◆ WORK ORDER: Repeat each entry as written and leave the images out of the copy.

◆ SOURCE MATERIAL:
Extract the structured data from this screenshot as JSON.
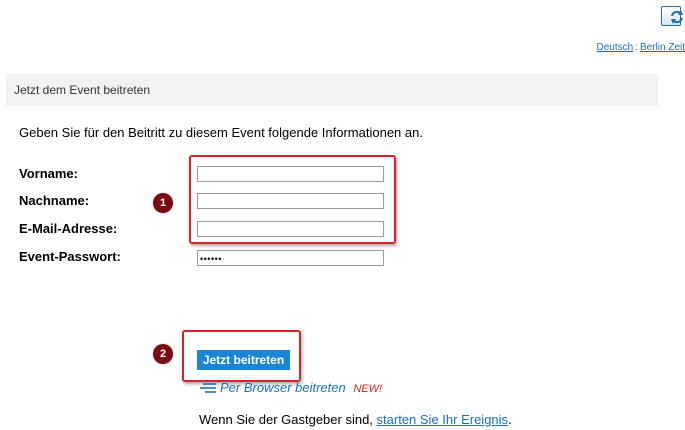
{
  "toolbar": {
    "refresh_icon": "refresh-icon"
  },
  "locale": {
    "language": "Deutsch",
    "separator": ":",
    "timezone": "Berlin Zeit"
  },
  "header": {
    "title": "Jetzt dem Event beitreten"
  },
  "form": {
    "intro": "Geben Sie für den Beitritt zu diesem Event folgende Informationen an.",
    "first_name_label": "Vorname:",
    "first_name_value": "",
    "last_name_label": "Nachname:",
    "last_name_value": "",
    "email_label": "E-Mail-Adresse:",
    "email_value": "",
    "password_label": "Event-Passwort:",
    "password_masked": "••••••"
  },
  "annotations": {
    "step1": "1",
    "step2": "2",
    "highlight_color": "#d9242b",
    "badge_color": "#7a0c12"
  },
  "actions": {
    "join_label": "Jetzt beitreten",
    "browser_join_label": "Per Browser beitreten",
    "new_label": "NEW!",
    "host_prefix": "Wenn Sie der Gastgeber sind, ",
    "host_link": "starten Sie Ihr Ereignis",
    "host_suffix": "."
  }
}
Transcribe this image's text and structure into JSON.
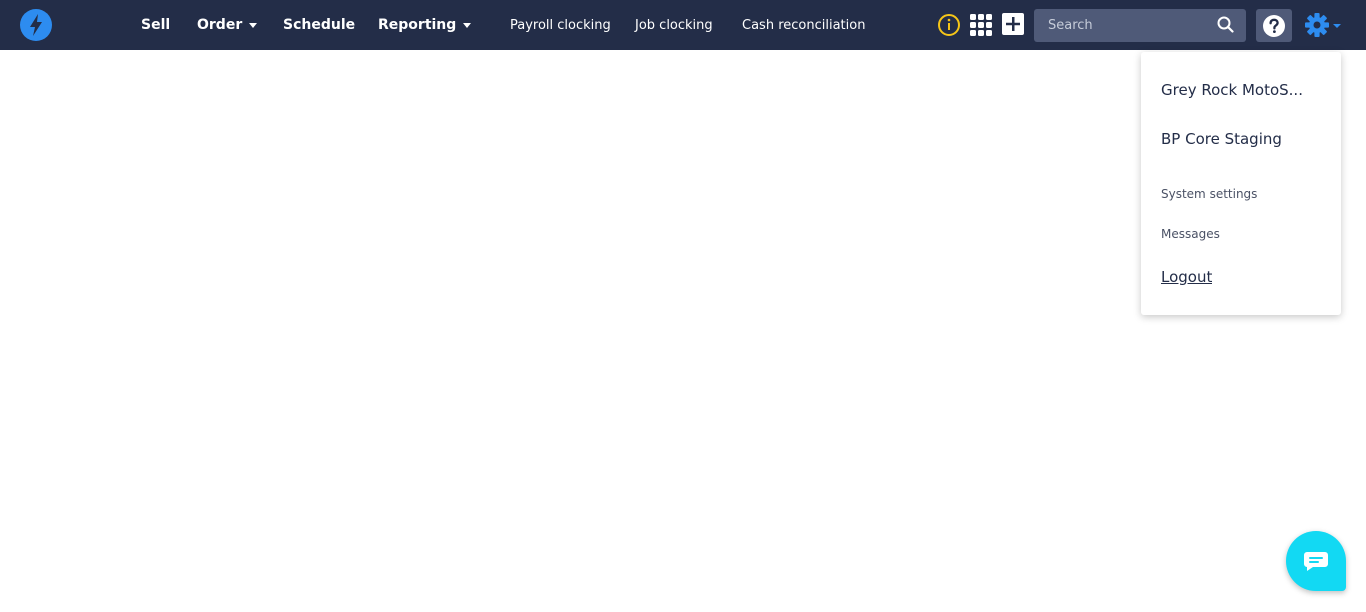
{
  "nav": {
    "main": [
      {
        "label": "Sell",
        "has_caret": false
      },
      {
        "label": "Order",
        "has_caret": true
      },
      {
        "label": "Schedule",
        "has_caret": false
      },
      {
        "label": "Reporting",
        "has_caret": true
      }
    ],
    "sub": [
      "Payroll clocking",
      "Job clocking",
      "Cash reconciliation"
    ]
  },
  "icons": {
    "logo": "lightning-bolt-icon",
    "info": "info-circle-icon",
    "apps": "grid-icon",
    "add": "plus-icon",
    "search": "search-icon",
    "help": "question-icon",
    "settings": "gear-icon",
    "chat": "chat-icon"
  },
  "search": {
    "placeholder": "Search",
    "value": ""
  },
  "dropdown": {
    "items": [
      "Grey Rock MotoS...",
      "BP Core Staging",
      "System settings",
      "Messages",
      "Logout"
    ]
  },
  "colors": {
    "topbar": "#232d48",
    "accent": "#2d8cf0",
    "info": "#f5c518",
    "chat": "#12d9f3"
  }
}
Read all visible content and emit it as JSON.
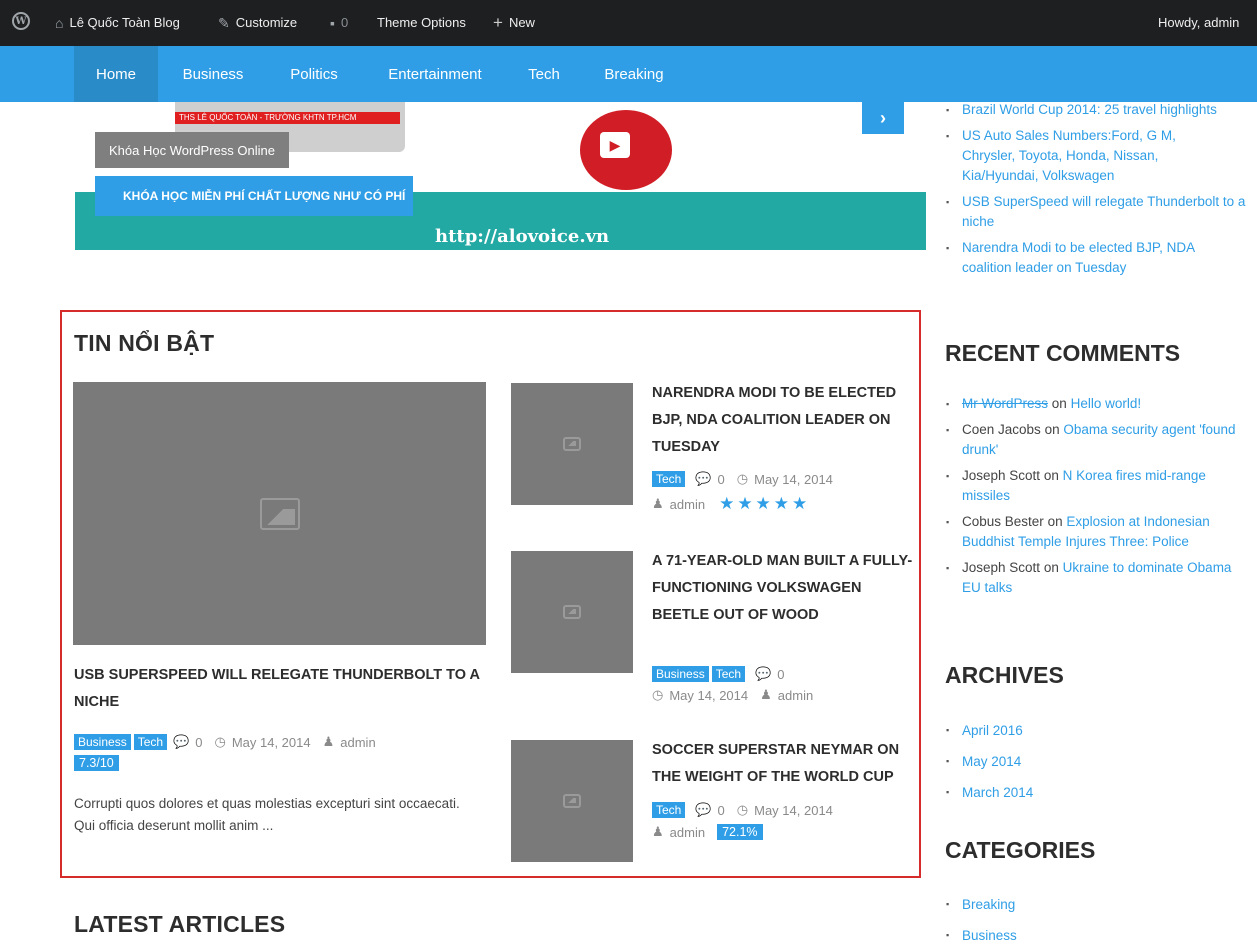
{
  "adminbar": {
    "wp_icon": "wordpress-logo-icon",
    "site_name": "Lê Quốc Toàn Blog",
    "customize": "Customize",
    "comments_count": "0",
    "theme_options": "Theme Options",
    "new": "New",
    "howdy": "Howdy, admin"
  },
  "nav": {
    "items": [
      "Home",
      "Business",
      "Politics",
      "Entertainment",
      "Tech",
      "Breaking"
    ],
    "active": "Home"
  },
  "slider": {
    "monitor_text": "THS LÊ QUỐC TOÀN - TRƯỜNG KHTN TP.HCM",
    "caption_title": "Khóa Học WordPress Online",
    "caption_sub": "KHÓA HỌC MIỄN PHÍ CHẤT LƯỢNG NHƯ CÓ PHÍ",
    "url": "http://alovoice.vn",
    "next": "›"
  },
  "featured": {
    "title": "TIN NỔI BẬT",
    "main": {
      "title": "USB SUPERSPEED WILL RELEGATE THUNDERBOLT TO A NICHE",
      "tags": [
        "Business",
        "Tech"
      ],
      "comments": "0",
      "date": "May 14, 2014",
      "author": "admin",
      "score": "7.3/10",
      "excerpt": "Corrupti quos dolores et quas molestias excepturi sint occaecati. Qui officia deserunt mollit anim ..."
    },
    "items": [
      {
        "title": "NARENDRA MODI TO BE ELECTED BJP, NDA COALITION LEADER ON TUESDAY",
        "tag": "Tech",
        "comments": "0",
        "date": "May 14, 2014",
        "author": "admin",
        "rating_stars": 5
      },
      {
        "title": "A 71-YEAR-OLD MAN BUILT A FULLY-FUNCTIONING VOLKSWAGEN BEETLE OUT OF WOOD",
        "tags": [
          "Business",
          "Tech"
        ],
        "comments": "0",
        "date": "May 14, 2014",
        "author": "admin"
      },
      {
        "title": "SOCCER SUPERSTAR NEYMAR ON THE WEIGHT OF THE WORLD CUP",
        "tag": "Tech",
        "comments": "0",
        "date": "May 14, 2014",
        "author": "admin",
        "score": "72.1%"
      }
    ]
  },
  "latest": {
    "title": "LATEST ARTICLES"
  },
  "sidebar": {
    "recent_posts": [
      "Brazil World Cup 2014: 25 travel highlights",
      "US Auto Sales Numbers:Ford, G M, Chrysler, Toyota, Honda, Nissan, Kia/Hyundai, Volkswagen",
      "USB SuperSpeed will relegate Thunderbolt to a niche",
      "Narendra Modi to be elected BJP, NDA coalition leader on Tuesday"
    ],
    "recent_comments_title": "RECENT COMMENTS",
    "recent_comments": [
      {
        "author": "Mr WordPress",
        "on": "on",
        "post": "Hello world!"
      },
      {
        "author": "Coen Jacobs",
        "on": "on",
        "post": "Obama security agent 'found drunk'"
      },
      {
        "author": "Joseph Scott",
        "on": "on",
        "post": "N Korea fires mid-range missiles"
      },
      {
        "author": "Cobus Bester",
        "on": "on",
        "post": "Explosion at Indonesian Buddhist Temple Injures Three: Police"
      },
      {
        "author": "Joseph Scott",
        "on": "on",
        "post": "Ukraine to dominate Obama EU talks"
      }
    ],
    "archives_title": "ARCHIVES",
    "archives": [
      "April 2016",
      "May 2014",
      "March 2014"
    ],
    "categories_title": "CATEGORIES",
    "categories": [
      "Breaking",
      "Business"
    ]
  }
}
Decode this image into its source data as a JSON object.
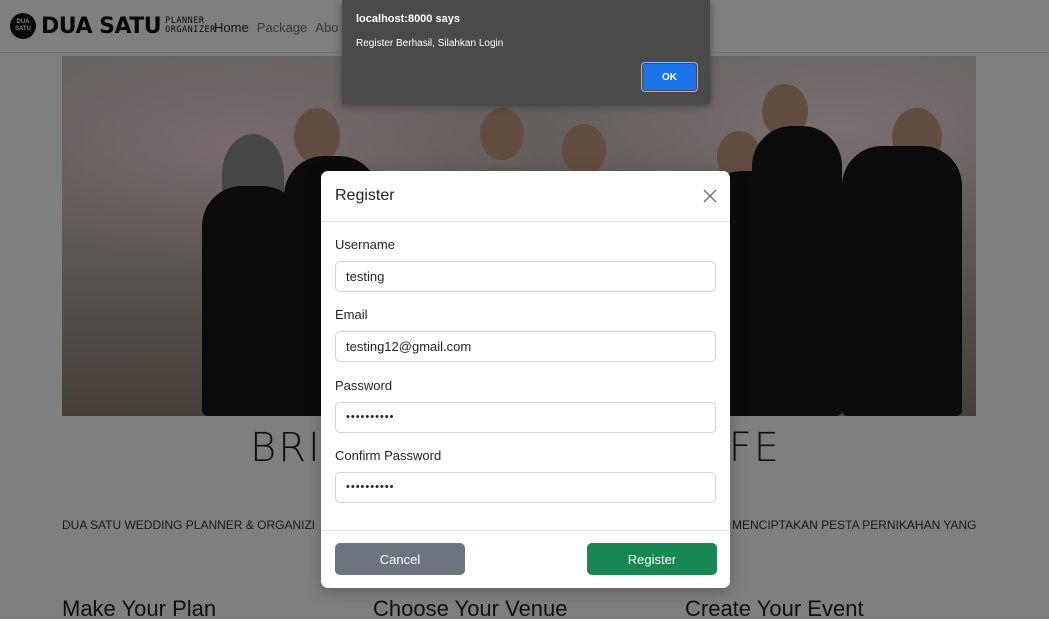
{
  "nav": {
    "logo_badge": "DUA SATU",
    "logo_word": "DUA SATU",
    "logo_sub_1": "PLANNER",
    "logo_sub_2": "ORGANIZER",
    "links": [
      "Home",
      "Package",
      "Abo"
    ]
  },
  "hero": {
    "title_left": "BRI",
    "title_right": "IFE"
  },
  "content": {
    "desc_left": "DUA SATU WEDDING PLANNER & ORGANIZI",
    "desc_right": "MENCIPTAKAN PESTA PERNIKAHAN YANG",
    "sections": [
      "Make Your Plan",
      "Choose Your Venue",
      "Create Your Event"
    ]
  },
  "alert": {
    "title": "localhost:8000 says",
    "message": "Register Berhasil, Silahkan Login",
    "ok_label": "OK"
  },
  "modal": {
    "title": "Register",
    "username_label": "Username",
    "username_value": "testing",
    "email_label": "Email",
    "email_value": "testing12@gmail.com",
    "password_label": "Password",
    "password_value": "••••••••••",
    "confirm_label": "Confirm Password",
    "confirm_value": "••••••••••",
    "cancel_label": "Cancel",
    "register_label": "Register"
  },
  "colors": {
    "primary_button": "#1a73e8",
    "register_button": "#198754",
    "cancel_button": "#6c757d"
  }
}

◆ WRITTEN RESPONSE:
Extract the structured data from this screenshot as JSON.
{
  "toolbar": {
    "refresh_icon": "refresh-icon"
  },
  "locale": {
    "language": "Deutsch",
    "separator": ":",
    "timezone": "Berlin Zeit"
  },
  "header": {
    "title": "Jetzt dem Event beitreten"
  },
  "form": {
    "intro": "Geben Sie für den Beitritt zu diesem Event folgende Informationen an.",
    "first_name_label": "Vorname:",
    "first_name_value": "",
    "last_name_label": "Nachname:",
    "last_name_value": "",
    "email_label": "E-Mail-Adresse:",
    "email_value": "",
    "password_label": "Event-Passwort:",
    "password_masked": "••••••"
  },
  "annotations": {
    "step1": "1",
    "step2": "2",
    "highlight_color": "#d9242b",
    "badge_color": "#7a0c12"
  },
  "actions": {
    "join_label": "Jetzt beitreten",
    "browser_join_label": "Per Browser beitreten",
    "new_label": "NEW!",
    "host_prefix": "Wenn Sie der Gastgeber sind, ",
    "host_link": "starten Sie Ihr Ereignis",
    "host_suffix": "."
  }
}
Transcribe this image's text and structure into JSON.
{
  "nav": {
    "main": [
      {
        "label": "Sell",
        "has_caret": false
      },
      {
        "label": "Order",
        "has_caret": true
      },
      {
        "label": "Schedule",
        "has_caret": false
      },
      {
        "label": "Reporting",
        "has_caret": true
      }
    ],
    "sub": [
      "Payroll clocking",
      "Job clocking",
      "Cash reconciliation"
    ]
  },
  "icons": {
    "logo": "lightning-bolt-icon",
    "info": "info-circle-icon",
    "apps": "grid-icon",
    "add": "plus-icon",
    "search": "search-icon",
    "help": "question-icon",
    "settings": "gear-icon",
    "chat": "chat-icon"
  },
  "search": {
    "placeholder": "Search",
    "value": ""
  },
  "dropdown": {
    "items": [
      "Grey Rock MotoS...",
      "BP Core Staging",
      "System settings",
      "Messages",
      "Logout"
    ]
  },
  "colors": {
    "topbar": "#232d48",
    "accent": "#2d8cf0",
    "info": "#f5c518",
    "chat": "#12d9f3"
  }
}
Read all visible content and emit it as JSON.
{
  "adminbar": {
    "wp_icon": "wordpress-logo-icon",
    "site_name": "Lê Quốc Toàn Blog",
    "customize": "Customize",
    "comments_count": "0",
    "theme_options": "Theme Options",
    "new": "New",
    "howdy": "Howdy, admin"
  },
  "nav": {
    "items": [
      "Home",
      "Business",
      "Politics",
      "Entertainment",
      "Tech",
      "Breaking"
    ],
    "active": "Home"
  },
  "slider": {
    "monitor_text": "THS LÊ QUỐC TOÀN - TRƯỜNG KHTN TP.HCM",
    "caption_title": "Khóa Học WordPress Online",
    "caption_sub": "KHÓA HỌC MIỄN PHÍ CHẤT LƯỢNG NHƯ CÓ PHÍ",
    "url": "http://alovoice.vn",
    "next": "›"
  },
  "featured": {
    "title": "TIN NỔI BẬT",
    "main": {
      "title": "USB SUPERSPEED WILL RELEGATE THUNDERBOLT TO A NICHE",
      "tags": [
        "Business",
        "Tech"
      ],
      "comments": "0",
      "date": "May 14, 2014",
      "author": "admin",
      "score": "7.3/10",
      "excerpt": "Corrupti quos dolores et quas molestias excepturi sint occaecati. Qui officia deserunt mollit anim ..."
    },
    "items": [
      {
        "title": "NARENDRA MODI TO BE ELECTED BJP, NDA COALITION LEADER ON TUESDAY",
        "tag": "Tech",
        "comments": "0",
        "date": "May 14, 2014",
        "author": "admin",
        "rating_stars": 5
      },
      {
        "title": "A 71-YEAR-OLD MAN BUILT A FULLY-FUNCTIONING VOLKSWAGEN BEETLE OUT OF WOOD",
        "tags": [
          "Business",
          "Tech"
        ],
        "comments": "0",
        "date": "May 14, 2014",
        "author": "admin"
      },
      {
        "title": "SOCCER SUPERSTAR NEYMAR ON THE WEIGHT OF THE WORLD CUP",
        "tag": "Tech",
        "comments": "0",
        "date": "May 14, 2014",
        "author": "admin",
        "score": "72.1%"
      }
    ]
  },
  "latest": {
    "title": "LATEST ARTICLES"
  },
  "sidebar": {
    "recent_posts": [
      "Brazil World Cup 2014: 25 travel highlights",
      "US Auto Sales Numbers:Ford, G M, Chrysler, Toyota, Honda, Nissan, Kia/Hyundai, Volkswagen",
      "USB SuperSpeed will relegate Thunderbolt to a niche",
      "Narendra Modi to be elected BJP, NDA coalition leader on Tuesday"
    ],
    "recent_comments_title": "RECENT COMMENTS",
    "recent_comments": [
      {
        "author": "Mr WordPress",
        "on": "on",
        "post": "Hello world!"
      },
      {
        "author": "Coen Jacobs",
        "on": "on",
        "post": "Obama security agent 'found drunk'"
      },
      {
        "author": "Joseph Scott",
        "on": "on",
        "post": "N Korea fires mid-range missiles"
      },
      {
        "author": "Cobus Bester",
        "on": "on",
        "post": "Explosion at Indonesian Buddhist Temple Injures Three: Police"
      },
      {
        "author": "Joseph Scott",
        "on": "on",
        "post": "Ukraine to dominate Obama EU talks"
      }
    ],
    "archives_title": "ARCHIVES",
    "archives": [
      "April 2016",
      "May 2014",
      "March 2014"
    ],
    "categories_title": "CATEGORIES",
    "categories": [
      "Breaking",
      "Business"
    ]
  }
}
Decode this image into its source data as a JSON object.
{
  "nav": {
    "logo_badge": "DUA SATU",
    "logo_word": "DUA SATU",
    "logo_sub_1": "PLANNER",
    "logo_sub_2": "ORGANIZER",
    "links": [
      "Home",
      "Package",
      "Abo"
    ]
  },
  "hero": {
    "title_left": "BRI",
    "title_right": "IFE"
  },
  "content": {
    "desc_left": "DUA SATU WEDDING PLANNER & ORGANIZI",
    "desc_right": "MENCIPTAKAN PESTA PERNIKAHAN YANG",
    "sections": [
      "Make Your Plan",
      "Choose Your Venue",
      "Create Your Event"
    ]
  },
  "alert": {
    "title": "localhost:8000 says",
    "message": "Register Berhasil, Silahkan Login",
    "ok_label": "OK"
  },
  "modal": {
    "title": "Register",
    "username_label": "Username",
    "username_value": "testing",
    "email_label": "Email",
    "email_value": "testing12@gmail.com",
    "password_label": "Password",
    "password_value": "••••••••••",
    "confirm_label": "Confirm Password",
    "confirm_value": "••••••••••",
    "cancel_label": "Cancel",
    "register_label": "Register"
  },
  "colors": {
    "primary_button": "#1a73e8",
    "register_button": "#198754",
    "cancel_button": "#6c757d"
  }
}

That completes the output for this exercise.